(PROBLEM TO WORK ON) Could you report every line from the entries that includes the word "Категория"?

========================================================================

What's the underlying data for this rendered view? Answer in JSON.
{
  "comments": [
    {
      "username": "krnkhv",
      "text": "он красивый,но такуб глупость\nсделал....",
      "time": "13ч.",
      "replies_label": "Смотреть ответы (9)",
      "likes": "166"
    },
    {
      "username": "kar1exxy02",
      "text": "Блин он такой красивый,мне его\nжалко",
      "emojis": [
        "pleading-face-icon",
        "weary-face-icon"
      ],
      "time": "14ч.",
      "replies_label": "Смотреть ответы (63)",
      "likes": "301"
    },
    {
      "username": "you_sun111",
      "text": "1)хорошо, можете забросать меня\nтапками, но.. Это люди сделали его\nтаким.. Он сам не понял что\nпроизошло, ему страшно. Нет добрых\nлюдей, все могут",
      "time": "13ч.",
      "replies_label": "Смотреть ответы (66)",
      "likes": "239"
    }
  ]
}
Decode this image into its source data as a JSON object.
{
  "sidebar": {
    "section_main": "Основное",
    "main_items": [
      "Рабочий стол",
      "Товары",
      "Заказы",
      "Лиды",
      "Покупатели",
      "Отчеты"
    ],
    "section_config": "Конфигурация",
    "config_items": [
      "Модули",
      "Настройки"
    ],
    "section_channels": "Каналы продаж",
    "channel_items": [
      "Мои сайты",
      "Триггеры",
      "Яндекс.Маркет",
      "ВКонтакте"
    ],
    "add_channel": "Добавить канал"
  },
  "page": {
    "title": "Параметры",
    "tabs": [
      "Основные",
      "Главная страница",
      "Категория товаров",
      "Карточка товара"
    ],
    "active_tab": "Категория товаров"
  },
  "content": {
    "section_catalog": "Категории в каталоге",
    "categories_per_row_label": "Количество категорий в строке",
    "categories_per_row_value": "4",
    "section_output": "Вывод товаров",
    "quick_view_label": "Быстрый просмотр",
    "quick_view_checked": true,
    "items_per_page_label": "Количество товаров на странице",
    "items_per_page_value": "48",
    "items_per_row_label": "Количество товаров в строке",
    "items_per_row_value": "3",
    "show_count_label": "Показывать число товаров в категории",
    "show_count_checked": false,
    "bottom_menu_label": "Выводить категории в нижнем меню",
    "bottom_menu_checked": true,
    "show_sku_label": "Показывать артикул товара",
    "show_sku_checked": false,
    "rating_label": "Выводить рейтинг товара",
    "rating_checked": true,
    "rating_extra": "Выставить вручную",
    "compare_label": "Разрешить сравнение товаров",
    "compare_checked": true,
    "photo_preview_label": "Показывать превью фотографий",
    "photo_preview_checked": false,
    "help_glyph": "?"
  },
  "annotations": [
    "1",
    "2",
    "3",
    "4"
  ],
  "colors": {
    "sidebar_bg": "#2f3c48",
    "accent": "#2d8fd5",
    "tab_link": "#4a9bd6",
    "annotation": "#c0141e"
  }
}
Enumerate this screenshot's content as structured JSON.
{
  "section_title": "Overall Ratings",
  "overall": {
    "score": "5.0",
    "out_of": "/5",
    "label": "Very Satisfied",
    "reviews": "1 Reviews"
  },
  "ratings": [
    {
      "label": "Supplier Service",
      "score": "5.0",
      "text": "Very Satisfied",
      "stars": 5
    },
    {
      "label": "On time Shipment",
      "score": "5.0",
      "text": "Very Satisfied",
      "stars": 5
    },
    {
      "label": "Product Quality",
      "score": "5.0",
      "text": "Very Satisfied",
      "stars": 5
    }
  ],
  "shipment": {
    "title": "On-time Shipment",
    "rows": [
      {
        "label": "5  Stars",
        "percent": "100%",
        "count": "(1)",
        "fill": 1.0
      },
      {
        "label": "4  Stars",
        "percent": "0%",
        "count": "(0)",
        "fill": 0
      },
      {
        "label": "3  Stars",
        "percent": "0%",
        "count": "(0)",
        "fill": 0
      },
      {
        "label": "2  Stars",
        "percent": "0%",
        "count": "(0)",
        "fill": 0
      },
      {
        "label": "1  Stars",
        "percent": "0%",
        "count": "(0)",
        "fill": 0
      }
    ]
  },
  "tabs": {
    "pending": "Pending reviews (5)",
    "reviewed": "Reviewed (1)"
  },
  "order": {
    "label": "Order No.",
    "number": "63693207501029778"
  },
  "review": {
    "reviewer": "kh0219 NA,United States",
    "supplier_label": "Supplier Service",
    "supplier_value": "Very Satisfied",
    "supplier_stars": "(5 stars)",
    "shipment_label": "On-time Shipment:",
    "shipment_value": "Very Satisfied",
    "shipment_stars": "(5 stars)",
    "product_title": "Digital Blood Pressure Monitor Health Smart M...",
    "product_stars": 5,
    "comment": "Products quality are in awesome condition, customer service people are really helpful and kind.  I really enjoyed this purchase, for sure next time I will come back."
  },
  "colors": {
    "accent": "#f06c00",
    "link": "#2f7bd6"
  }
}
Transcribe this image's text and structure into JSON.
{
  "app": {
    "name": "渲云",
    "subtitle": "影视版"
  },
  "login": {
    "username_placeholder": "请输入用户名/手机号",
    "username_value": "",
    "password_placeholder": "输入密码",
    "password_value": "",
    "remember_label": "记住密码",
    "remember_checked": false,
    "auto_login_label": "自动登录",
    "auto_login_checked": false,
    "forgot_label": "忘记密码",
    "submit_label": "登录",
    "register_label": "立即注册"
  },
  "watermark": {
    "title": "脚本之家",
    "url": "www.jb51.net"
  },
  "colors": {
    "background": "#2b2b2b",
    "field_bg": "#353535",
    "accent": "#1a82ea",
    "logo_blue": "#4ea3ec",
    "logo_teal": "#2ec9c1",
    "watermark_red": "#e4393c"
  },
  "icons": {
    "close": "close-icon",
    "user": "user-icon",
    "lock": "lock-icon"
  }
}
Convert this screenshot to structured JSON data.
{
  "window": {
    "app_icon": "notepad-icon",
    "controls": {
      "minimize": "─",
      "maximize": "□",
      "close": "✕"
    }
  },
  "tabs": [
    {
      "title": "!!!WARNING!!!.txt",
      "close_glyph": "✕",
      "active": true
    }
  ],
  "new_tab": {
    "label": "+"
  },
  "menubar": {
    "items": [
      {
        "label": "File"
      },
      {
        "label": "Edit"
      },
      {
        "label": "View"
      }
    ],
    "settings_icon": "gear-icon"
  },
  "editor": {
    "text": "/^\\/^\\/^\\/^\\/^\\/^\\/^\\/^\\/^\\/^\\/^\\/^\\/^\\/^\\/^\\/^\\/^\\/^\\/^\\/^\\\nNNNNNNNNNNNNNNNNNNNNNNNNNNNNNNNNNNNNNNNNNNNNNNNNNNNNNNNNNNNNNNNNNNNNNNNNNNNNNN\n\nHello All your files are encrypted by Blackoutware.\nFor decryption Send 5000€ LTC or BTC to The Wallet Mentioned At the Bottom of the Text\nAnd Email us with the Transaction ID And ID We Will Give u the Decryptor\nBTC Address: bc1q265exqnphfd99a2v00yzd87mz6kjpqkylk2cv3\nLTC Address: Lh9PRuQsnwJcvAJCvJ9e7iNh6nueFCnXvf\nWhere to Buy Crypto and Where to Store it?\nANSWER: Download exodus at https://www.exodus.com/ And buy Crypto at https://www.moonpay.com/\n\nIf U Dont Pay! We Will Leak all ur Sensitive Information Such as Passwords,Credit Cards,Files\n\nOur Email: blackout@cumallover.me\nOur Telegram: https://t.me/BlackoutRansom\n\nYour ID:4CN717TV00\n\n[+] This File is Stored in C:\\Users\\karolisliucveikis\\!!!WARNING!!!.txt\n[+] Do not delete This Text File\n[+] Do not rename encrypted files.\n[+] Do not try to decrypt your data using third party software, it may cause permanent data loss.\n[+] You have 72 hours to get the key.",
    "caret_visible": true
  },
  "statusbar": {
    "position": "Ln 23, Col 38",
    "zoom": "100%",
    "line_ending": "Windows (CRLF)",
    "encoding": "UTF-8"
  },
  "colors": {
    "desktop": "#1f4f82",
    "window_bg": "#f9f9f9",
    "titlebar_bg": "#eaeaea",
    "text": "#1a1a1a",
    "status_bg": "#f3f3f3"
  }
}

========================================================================

(FINISHED TASK)
      "Категория товаров",
    "active_tab": "Категория товаров"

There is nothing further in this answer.